▶ Your assignment
While reading through the material below, copy each line that holds the word "title".

▶ Material supplied
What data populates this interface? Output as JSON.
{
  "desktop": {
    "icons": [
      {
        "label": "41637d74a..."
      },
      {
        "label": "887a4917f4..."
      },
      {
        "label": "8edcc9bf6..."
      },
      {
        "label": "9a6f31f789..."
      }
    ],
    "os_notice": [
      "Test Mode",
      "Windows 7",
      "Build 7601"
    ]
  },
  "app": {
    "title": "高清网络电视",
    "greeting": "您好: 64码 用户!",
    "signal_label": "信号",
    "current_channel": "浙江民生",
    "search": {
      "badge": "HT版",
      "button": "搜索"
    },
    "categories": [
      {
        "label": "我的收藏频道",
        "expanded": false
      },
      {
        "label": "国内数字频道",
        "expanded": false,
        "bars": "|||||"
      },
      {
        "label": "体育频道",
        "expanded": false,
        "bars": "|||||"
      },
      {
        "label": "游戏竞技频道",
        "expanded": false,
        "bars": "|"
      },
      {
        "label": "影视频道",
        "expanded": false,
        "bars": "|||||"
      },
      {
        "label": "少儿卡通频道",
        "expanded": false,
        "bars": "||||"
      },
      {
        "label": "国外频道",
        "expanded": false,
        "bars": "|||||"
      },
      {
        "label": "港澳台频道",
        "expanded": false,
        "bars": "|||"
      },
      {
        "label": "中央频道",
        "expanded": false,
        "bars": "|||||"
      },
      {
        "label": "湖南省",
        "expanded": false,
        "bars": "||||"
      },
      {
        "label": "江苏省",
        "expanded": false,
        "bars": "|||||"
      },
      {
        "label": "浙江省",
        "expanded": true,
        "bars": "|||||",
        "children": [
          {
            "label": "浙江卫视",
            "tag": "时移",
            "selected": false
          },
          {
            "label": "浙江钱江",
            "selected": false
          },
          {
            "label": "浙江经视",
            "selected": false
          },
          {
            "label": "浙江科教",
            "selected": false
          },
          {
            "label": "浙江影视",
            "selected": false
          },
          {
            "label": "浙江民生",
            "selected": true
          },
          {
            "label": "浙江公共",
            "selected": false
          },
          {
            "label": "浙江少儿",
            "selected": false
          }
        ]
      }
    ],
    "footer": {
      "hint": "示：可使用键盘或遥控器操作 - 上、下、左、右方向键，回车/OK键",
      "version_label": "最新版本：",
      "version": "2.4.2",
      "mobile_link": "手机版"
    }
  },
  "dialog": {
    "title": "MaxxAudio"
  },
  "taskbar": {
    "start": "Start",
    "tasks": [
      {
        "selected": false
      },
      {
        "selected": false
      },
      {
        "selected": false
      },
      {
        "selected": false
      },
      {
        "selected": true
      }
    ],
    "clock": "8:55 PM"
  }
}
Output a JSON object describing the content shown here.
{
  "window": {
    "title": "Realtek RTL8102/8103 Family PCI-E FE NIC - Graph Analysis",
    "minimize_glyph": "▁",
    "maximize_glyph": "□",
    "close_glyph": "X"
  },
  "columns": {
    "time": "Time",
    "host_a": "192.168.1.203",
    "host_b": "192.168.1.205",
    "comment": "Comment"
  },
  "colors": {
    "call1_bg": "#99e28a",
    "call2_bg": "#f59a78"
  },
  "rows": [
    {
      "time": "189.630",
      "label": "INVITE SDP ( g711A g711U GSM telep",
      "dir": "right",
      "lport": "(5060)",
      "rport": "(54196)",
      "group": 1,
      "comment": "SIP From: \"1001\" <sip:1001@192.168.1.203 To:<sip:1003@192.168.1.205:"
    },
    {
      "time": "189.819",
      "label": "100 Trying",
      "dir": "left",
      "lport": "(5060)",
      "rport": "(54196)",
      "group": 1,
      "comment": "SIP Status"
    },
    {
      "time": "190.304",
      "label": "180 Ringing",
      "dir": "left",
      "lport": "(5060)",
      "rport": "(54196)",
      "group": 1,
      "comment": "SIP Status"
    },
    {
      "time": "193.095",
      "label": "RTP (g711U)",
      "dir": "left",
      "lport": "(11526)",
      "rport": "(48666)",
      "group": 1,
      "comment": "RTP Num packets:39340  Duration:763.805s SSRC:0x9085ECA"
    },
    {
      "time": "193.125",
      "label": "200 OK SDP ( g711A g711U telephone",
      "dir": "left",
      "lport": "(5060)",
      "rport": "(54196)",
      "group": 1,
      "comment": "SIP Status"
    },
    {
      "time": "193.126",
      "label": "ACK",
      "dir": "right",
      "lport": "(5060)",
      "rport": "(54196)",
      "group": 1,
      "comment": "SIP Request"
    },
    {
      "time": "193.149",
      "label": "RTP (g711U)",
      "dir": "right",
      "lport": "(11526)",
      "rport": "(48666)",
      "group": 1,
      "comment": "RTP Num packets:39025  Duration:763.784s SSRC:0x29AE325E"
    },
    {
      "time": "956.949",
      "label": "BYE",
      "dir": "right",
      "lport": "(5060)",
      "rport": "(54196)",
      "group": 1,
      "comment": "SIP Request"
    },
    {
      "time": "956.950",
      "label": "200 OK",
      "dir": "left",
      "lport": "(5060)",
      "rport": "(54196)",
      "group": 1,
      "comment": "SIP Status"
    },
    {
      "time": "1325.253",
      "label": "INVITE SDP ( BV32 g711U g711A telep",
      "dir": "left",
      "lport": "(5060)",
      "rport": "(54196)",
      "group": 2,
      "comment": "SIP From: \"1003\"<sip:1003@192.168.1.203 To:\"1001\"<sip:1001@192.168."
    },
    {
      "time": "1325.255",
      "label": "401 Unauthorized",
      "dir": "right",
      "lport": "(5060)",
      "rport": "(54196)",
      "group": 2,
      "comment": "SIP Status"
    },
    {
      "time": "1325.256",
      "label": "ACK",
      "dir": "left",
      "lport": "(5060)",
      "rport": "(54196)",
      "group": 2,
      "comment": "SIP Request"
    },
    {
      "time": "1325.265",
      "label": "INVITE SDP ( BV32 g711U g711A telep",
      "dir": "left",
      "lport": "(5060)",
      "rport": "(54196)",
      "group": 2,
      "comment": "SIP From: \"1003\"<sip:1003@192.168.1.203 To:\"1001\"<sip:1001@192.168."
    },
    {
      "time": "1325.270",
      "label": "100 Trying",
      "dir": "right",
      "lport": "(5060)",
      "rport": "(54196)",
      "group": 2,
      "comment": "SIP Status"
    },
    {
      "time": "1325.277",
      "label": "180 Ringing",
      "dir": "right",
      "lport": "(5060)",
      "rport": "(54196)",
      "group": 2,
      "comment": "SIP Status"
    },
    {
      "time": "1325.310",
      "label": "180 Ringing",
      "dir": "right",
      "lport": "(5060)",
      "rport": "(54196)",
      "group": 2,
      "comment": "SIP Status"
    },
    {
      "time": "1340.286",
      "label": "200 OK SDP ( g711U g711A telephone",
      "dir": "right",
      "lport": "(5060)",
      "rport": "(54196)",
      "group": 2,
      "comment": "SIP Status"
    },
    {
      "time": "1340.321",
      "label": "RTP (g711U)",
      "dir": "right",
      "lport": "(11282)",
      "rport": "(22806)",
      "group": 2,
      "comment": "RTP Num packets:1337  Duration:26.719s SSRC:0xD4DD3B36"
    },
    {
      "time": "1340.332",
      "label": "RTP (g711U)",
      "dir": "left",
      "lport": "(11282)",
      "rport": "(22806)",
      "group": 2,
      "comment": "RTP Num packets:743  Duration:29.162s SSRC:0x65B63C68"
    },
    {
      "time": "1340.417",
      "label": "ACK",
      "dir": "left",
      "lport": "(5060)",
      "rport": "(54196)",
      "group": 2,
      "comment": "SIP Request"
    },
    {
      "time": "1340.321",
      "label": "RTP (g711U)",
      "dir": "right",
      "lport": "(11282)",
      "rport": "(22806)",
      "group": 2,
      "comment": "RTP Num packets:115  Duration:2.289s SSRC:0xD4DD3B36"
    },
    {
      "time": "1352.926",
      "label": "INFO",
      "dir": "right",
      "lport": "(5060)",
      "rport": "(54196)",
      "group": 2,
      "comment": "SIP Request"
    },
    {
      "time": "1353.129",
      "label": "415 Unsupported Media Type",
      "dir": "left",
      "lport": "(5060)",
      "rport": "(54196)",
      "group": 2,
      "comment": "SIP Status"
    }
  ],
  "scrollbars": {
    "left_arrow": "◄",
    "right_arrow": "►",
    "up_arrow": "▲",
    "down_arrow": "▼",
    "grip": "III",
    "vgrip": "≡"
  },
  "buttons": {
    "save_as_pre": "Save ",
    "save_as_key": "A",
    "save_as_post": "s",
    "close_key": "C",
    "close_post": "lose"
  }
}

▶ Exercise solution
    "title": "高清网络电视",
    "title": "MaxxAudio"
    "title": "Realtek RTL8102/8103 Family PCI-E FE NIC - Graph Analysis",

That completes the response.